  • pmid:25417972
  • wos:000345913600014
  • scopus:84923295145
ISSN
2041-1723
DOI
10.1038/ncomms6550
language
English
LU publication?
yes
id
c4a94418-ebce-4c4e-a1f5-afcf9a4de4a1 (old id 4816232)
alternative location
http://www.ncbi.nlm.nih.gov/pubmed/25417972?dopt=Abstract
date added to LUP
2014-12-03 17:43:31
date last changed
2017-10-01 04:20:54
@article{c4a94418-ebce-4c4e-a1f5-afcf9a4de4a1,

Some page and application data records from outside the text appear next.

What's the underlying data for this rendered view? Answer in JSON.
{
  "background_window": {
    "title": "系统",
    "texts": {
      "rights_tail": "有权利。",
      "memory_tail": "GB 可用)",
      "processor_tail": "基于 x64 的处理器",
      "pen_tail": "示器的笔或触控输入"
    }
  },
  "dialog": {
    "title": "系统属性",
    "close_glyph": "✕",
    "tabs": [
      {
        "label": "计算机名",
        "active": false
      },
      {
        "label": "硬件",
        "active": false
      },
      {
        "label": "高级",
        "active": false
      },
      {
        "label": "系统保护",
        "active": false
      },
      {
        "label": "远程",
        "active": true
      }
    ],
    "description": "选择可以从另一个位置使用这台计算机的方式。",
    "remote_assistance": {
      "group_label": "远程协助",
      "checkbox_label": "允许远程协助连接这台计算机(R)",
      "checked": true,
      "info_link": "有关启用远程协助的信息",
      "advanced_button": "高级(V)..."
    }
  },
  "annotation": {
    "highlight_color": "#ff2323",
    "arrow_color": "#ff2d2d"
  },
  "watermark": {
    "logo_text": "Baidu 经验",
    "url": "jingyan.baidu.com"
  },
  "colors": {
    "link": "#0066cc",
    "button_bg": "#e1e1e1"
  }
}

  abstract     = {Copper homeostasis is important for virulence of the fungus Cryptococcus neoformans, which can cause lethal meningoencephalitis in humans. Cryptococcus cells encounter high copper levels in the lung, where infection is initiated, and low copper levels in the brain. Here we demonstrate that two Cryptococcus copper transporters, Ctr1 and Ctr4, differentially influence fungal survival during pulmonary infection and the onset of meningoencephalitis. Protein Ctr1 is rapidly degraded under the high-copper conditions found in infected lungs, and its loss has no effect in fungal virulence in mice. By contrast, deleting CTR4 results in a hypervirulent phenotype. Overexpressing either Ctr1 or Ctr4 leads to profound reductions in fungal burden in the lung. However, during the onset of meningoencephalitis, expression of the copper transporters is induced and is critical for Cryptococcus virulence. Our work demonstrates that the fungal cells switch between copper detoxification and acquisition to address different copper stresses in the host.},
  articleno    = {5550},
  author       = {Sun, Tian-Shu and Ju, Xiao and Gao, Hui-Ling and Wang, Tao and Thiele, Dennis J and Li, Jia-Yi and Wang, Zhan-You and Ding, Chen},
  issn         = {2041-1723},
  language     = {eng},
  publisher    = {Nature Publishing Group},
  series       = {Nature Communications},
  title        = {Reciprocal functions of Cryptococcus neoformans copper homeostasis machinery during pulmonary infection and meningoencephalitis.},
  url          = {http://dx.doi.org/10.1038/ncomms6550},
  volume       = {5},
  year         = {2014},
}